Task directions:
Verbatim output of the lines below is required, with the images omitted.

%%

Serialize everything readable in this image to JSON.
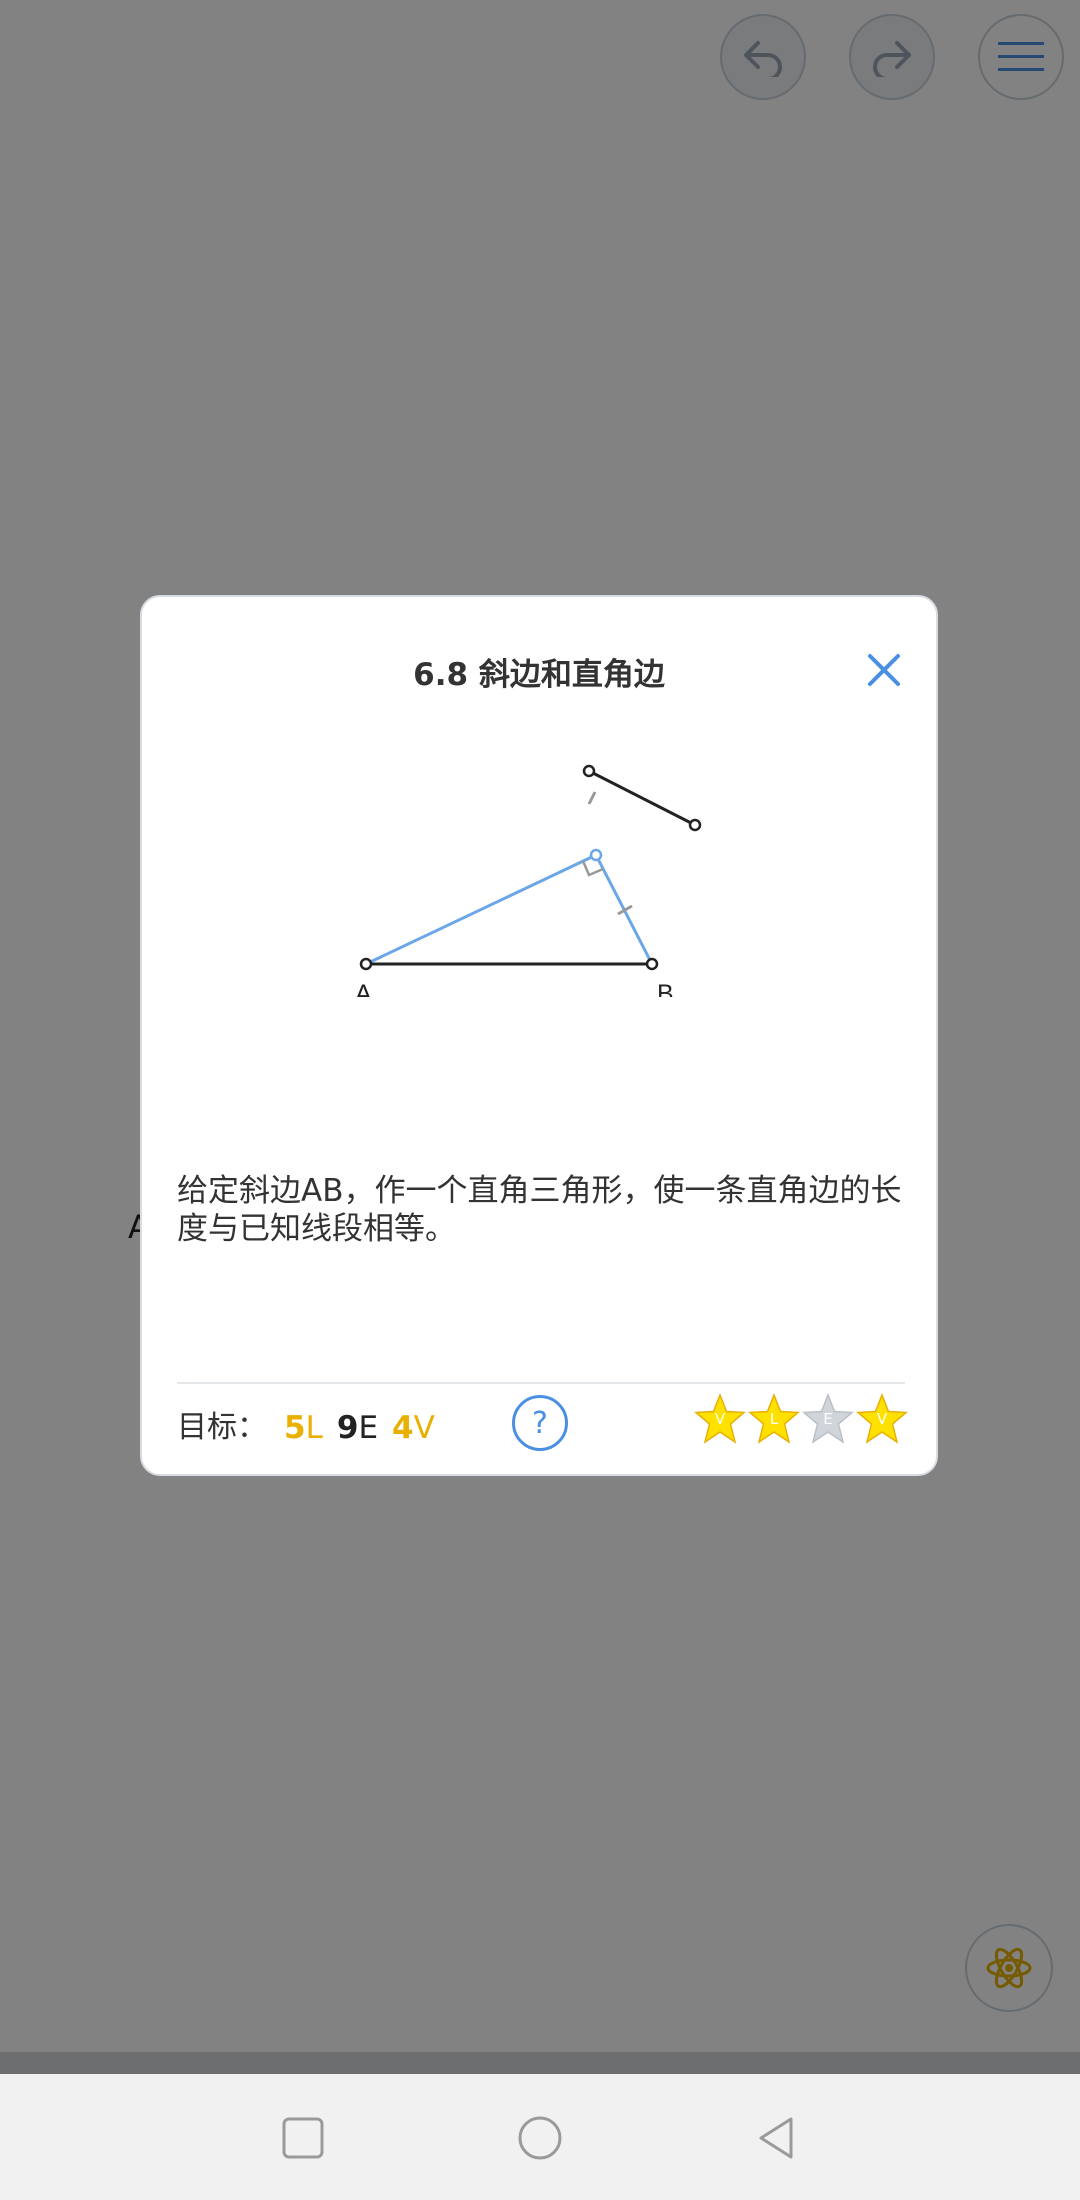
{
  "modal": {
    "title": "6.8 斜边和直角边",
    "description": "给定斜边AB，作一个直角三角形，使一条直角边的长度与已知线段相等。",
    "diagram_labels": {
      "a": "A",
      "b": "B"
    },
    "goals": {
      "label": "目标：",
      "items": [
        {
          "num": "5",
          "letter": "L",
          "color": "#e8b000"
        },
        {
          "num": "9",
          "letter": "E",
          "color": "#222222"
        },
        {
          "num": "4",
          "letter": "V",
          "color": "#e8b000"
        }
      ]
    },
    "help_label": "?",
    "stars": [
      {
        "letter": "V",
        "earned": true
      },
      {
        "letter": "L",
        "earned": true
      },
      {
        "letter": "E",
        "earned": false
      },
      {
        "letter": "V",
        "earned": true
      }
    ]
  },
  "background": {
    "partial_label": "A"
  },
  "icons": {
    "undo": "undo-icon",
    "redo": "redo-icon",
    "menu": "hamburger-menu-icon",
    "atom": "atom-icon",
    "close": "close-icon",
    "nav_recents": "square-icon",
    "nav_home": "circle-icon",
    "nav_back": "triangle-back-icon"
  },
  "colors": {
    "accent": "#4a90e2",
    "gold": "#e8b000",
    "star_gold": "#ffe100",
    "star_grey": "#d0d5da"
  }
}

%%

Response to this exercise:
Serialize everything readable in this image to JSON.
{
  "modal": {
    "title": "6.8 斜边和直角边",
    "description": "给定斜边AB，作一个直角三角形，使一条直角边的长度与已知线段相等。",
    "diagram_labels": {
      "a": "A",
      "b": "B"
    },
    "goals": {
      "label": "目标：",
      "items": [
        {
          "num": "5",
          "letter": "L",
          "color": "#e8b000"
        },
        {
          "num": "9",
          "letter": "E",
          "color": "#222222"
        },
        {
          "num": "4",
          "letter": "V",
          "color": "#e8b000"
        }
      ]
    },
    "help_label": "?",
    "stars": [
      {
        "letter": "V",
        "earned": true
      },
      {
        "letter": "L",
        "earned": true
      },
      {
        "letter": "E",
        "earned": false
      },
      {
        "letter": "V",
        "earned": true
      }
    ]
  },
  "background": {
    "partial_label": "A"
  },
  "icons": {
    "undo": "undo-icon",
    "redo": "redo-icon",
    "menu": "hamburger-menu-icon",
    "atom": "atom-icon",
    "close": "close-icon",
    "nav_recents": "square-icon",
    "nav_home": "circle-icon",
    "nav_back": "triangle-back-icon"
  },
  "colors": {
    "accent": "#4a90e2",
    "gold": "#e8b000",
    "star_gold": "#ffe100",
    "star_grey": "#d0d5da"
  }
}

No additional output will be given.